Each of the lines below must be restated exactly.

◆ The data
■ ■ ■ ■ ■ ■ ■
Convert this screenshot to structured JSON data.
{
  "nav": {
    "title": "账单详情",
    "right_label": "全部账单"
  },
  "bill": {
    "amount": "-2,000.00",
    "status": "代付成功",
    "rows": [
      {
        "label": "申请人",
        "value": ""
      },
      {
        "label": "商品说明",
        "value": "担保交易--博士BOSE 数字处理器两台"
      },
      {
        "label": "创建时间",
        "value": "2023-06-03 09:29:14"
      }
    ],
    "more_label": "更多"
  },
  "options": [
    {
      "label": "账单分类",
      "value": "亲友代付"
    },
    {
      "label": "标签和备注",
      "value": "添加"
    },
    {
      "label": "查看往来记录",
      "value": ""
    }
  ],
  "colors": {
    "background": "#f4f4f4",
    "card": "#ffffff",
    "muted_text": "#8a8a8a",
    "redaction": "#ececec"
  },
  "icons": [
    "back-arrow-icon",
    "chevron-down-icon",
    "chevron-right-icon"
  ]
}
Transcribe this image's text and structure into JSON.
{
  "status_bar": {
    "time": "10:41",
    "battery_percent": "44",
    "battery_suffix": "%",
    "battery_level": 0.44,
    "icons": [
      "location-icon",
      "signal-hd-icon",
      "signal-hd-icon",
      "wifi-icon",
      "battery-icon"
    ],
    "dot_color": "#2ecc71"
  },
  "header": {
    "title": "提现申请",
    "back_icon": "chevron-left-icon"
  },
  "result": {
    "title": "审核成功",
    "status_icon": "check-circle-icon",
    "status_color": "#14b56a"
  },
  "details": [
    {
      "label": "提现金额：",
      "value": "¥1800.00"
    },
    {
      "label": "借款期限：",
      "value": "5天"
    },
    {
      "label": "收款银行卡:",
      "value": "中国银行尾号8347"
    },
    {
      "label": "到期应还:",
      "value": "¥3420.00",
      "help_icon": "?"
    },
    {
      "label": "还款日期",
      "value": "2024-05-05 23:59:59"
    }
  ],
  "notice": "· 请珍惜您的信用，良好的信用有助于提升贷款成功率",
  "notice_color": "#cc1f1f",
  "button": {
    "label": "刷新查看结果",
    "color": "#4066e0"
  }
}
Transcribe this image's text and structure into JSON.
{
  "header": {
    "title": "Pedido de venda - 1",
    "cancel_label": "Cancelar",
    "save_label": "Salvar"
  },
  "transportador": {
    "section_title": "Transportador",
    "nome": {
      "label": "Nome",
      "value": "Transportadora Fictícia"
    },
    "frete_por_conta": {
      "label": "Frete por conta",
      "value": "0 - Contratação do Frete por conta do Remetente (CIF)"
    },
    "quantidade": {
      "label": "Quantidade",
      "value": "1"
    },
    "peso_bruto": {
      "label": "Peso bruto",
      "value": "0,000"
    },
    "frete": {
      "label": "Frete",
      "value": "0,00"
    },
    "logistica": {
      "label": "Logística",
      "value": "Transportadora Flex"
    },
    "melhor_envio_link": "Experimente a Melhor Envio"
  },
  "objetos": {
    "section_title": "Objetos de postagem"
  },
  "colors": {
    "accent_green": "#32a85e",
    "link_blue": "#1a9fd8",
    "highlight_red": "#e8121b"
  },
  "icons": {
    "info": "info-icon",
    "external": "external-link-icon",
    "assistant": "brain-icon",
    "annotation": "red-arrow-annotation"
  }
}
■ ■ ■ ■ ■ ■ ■
◆ Answer for the task
Convert this screenshot to structured JSON data.
{
  "nav": {
    "title": "账单详情",
    "right_label": "全部账单"
  },
  "bill": {
    "amount": "-2,000.00",
    "status": "代付成功",
    "rows": [
      {
        "label": "申请人",
        "value": ""
      },
      {
        "label": "商品说明",
        "value": "担保交易--博士BOSE 数字处理器两台"
      },
      {
        "label": "创建时间",
        "value": "2023-06-03 09:29:14"
      }
    ],
    "more_label": "更多"
  },
  "options": [
    {
      "label": "账单分类",
      "value": "亲友代付"
    },
    {
      "label": "标签和备注",
      "value": "添加"
    },
    {
      "label": "查看往来记录",
      "value": ""
    }
  ],
  "colors": {
    "background": "#f4f4f4",
    "card": "#ffffff",
    "muted_text": "#8a8a8a",
    "redaction": "#ececec"
  },
  "icons": [
    "back-arrow-icon",
    "chevron-down-icon",
    "chevron-right-icon"
  ]
}
Transcribe this image's text and structure into JSON.
{
  "status_bar": {
    "time": "10:41",
    "battery_percent": "44",
    "battery_suffix": "%",
    "battery_level": 0.44,
    "icons": [
      "location-icon",
      "signal-hd-icon",
      "signal-hd-icon",
      "wifi-icon",
      "battery-icon"
    ],
    "dot_color": "#2ecc71"
  },
  "header": {
    "title": "提现申请",
    "back_icon": "chevron-left-icon"
  },
  "result": {
    "title": "审核成功",
    "status_icon": "check-circle-icon",
    "status_color": "#14b56a"
  },
  "details": [
    {
      "label": "提现金额：",
      "value": "¥1800.00"
    },
    {
      "label": "借款期限：",
      "value": "5天"
    },
    {
      "label": "收款银行卡:",
      "value": "中国银行尾号8347"
    },
    {
      "label": "到期应还:",
      "value": "¥3420.00",
      "help_icon": "?"
    },
    {
      "label": "还款日期",
      "value": "2024-05-05 23:59:59"
    }
  ],
  "notice": "· 请珍惜您的信用，良好的信用有助于提升贷款成功率",
  "notice_color": "#cc1f1f",
  "button": {
    "label": "刷新查看结果",
    "color": "#4066e0"
  }
}
Transcribe this image's text and structure into JSON.
{
  "header": {
    "title": "Pedido de venda - 1",
    "cancel_label": "Cancelar",
    "save_label": "Salvar"
  },
  "transportador": {
    "section_title": "Transportador",
    "nome": {
      "label": "Nome",
      "value": "Transportadora Fictícia"
    },
    "frete_por_conta": {
      "label": "Frete por conta",
      "value": "0 - Contratação do Frete por conta do Remetente (CIF)"
    },
    "quantidade": {
      "label": "Quantidade",
      "value": "1"
    },
    "peso_bruto": {
      "label": "Peso bruto",
      "value": "0,000"
    },
    "frete": {
      "label": "Frete",
      "value": "0,00"
    },
    "logistica": {
      "label": "Logística",
      "value": "Transportadora Flex"
    },
    "melhor_envio_link": "Experimente a Melhor Envio"
  },
  "objetos": {
    "section_title": "Objetos de postagem"
  },
  "colors": {
    "accent_green": "#32a85e",
    "link_blue": "#1a9fd8",
    "highlight_red": "#e8121b"
  },
  "icons": {
    "info": "info-icon",
    "external": "external-link-icon",
    "assistant": "brain-icon",
    "annotation": "red-arrow-annotation"
  }
}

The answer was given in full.